* EXERCISE INPUT:
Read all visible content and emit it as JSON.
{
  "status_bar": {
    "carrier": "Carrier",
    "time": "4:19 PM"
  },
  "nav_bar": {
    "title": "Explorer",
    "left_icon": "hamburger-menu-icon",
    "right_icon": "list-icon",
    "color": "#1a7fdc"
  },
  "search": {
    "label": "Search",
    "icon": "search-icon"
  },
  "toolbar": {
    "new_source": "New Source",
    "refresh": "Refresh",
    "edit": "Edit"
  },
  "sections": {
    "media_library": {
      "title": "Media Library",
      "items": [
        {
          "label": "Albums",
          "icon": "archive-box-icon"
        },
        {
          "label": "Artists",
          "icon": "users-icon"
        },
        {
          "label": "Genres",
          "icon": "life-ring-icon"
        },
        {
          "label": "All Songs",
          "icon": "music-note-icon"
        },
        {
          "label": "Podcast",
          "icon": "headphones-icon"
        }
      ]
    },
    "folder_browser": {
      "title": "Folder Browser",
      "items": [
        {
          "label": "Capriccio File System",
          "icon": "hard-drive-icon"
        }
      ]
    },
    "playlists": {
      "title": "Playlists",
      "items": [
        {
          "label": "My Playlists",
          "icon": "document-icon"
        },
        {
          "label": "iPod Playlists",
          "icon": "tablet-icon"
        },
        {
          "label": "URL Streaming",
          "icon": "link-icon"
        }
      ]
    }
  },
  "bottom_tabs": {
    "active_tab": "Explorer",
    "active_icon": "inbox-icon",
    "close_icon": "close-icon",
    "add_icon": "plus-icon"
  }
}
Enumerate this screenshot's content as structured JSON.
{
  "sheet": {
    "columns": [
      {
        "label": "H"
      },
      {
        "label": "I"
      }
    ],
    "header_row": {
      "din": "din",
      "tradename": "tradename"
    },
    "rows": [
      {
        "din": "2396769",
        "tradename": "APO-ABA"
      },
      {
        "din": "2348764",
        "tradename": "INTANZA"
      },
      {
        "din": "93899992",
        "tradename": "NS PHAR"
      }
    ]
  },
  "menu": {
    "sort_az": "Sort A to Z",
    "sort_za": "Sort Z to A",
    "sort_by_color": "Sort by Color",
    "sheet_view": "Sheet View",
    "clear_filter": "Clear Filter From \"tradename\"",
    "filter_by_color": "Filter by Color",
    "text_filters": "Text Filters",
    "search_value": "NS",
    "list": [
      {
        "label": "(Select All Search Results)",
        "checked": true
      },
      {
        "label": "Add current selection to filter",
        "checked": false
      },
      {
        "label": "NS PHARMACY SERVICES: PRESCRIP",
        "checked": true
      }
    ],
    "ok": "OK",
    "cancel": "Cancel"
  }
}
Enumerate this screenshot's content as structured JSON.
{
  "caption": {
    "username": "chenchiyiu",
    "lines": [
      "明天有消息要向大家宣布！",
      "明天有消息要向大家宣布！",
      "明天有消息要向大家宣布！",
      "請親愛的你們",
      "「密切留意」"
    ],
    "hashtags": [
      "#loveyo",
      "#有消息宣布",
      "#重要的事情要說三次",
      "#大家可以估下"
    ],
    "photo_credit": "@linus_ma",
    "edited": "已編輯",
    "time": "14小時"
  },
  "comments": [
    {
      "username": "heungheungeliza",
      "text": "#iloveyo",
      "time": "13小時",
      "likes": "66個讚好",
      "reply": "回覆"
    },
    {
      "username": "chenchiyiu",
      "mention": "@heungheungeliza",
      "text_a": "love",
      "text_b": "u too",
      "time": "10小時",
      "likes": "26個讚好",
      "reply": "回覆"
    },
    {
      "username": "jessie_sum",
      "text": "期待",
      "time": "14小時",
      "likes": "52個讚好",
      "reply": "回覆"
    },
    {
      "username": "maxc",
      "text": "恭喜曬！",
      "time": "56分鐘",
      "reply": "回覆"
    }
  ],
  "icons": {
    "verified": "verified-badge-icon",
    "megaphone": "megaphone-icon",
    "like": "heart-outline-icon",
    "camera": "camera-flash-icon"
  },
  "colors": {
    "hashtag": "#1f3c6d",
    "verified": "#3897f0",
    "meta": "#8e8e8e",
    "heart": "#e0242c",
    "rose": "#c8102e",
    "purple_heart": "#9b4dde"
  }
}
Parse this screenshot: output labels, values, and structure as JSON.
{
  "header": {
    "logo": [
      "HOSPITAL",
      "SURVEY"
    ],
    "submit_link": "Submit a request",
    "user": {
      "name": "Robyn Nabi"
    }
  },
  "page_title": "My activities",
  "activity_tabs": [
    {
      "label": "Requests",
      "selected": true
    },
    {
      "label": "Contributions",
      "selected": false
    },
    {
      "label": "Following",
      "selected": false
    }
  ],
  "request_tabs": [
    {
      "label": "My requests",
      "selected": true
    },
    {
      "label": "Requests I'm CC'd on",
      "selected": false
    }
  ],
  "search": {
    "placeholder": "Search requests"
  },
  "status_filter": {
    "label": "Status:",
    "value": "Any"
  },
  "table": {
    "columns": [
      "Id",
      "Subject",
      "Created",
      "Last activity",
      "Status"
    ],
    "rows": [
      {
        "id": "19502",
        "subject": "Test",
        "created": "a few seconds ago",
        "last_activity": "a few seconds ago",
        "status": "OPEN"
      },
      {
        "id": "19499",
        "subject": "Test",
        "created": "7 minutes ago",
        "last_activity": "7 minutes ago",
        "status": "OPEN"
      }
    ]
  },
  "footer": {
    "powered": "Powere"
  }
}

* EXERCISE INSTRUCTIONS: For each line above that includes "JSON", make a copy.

* TASK RESPONSE:
Read all visible content and emit it as JSON.
Enumerate this screenshot's content as structured JSON.
Enumerate this screenshot's content as structured JSON.
Parse this screenshot: output labels, values, and structure as JSON.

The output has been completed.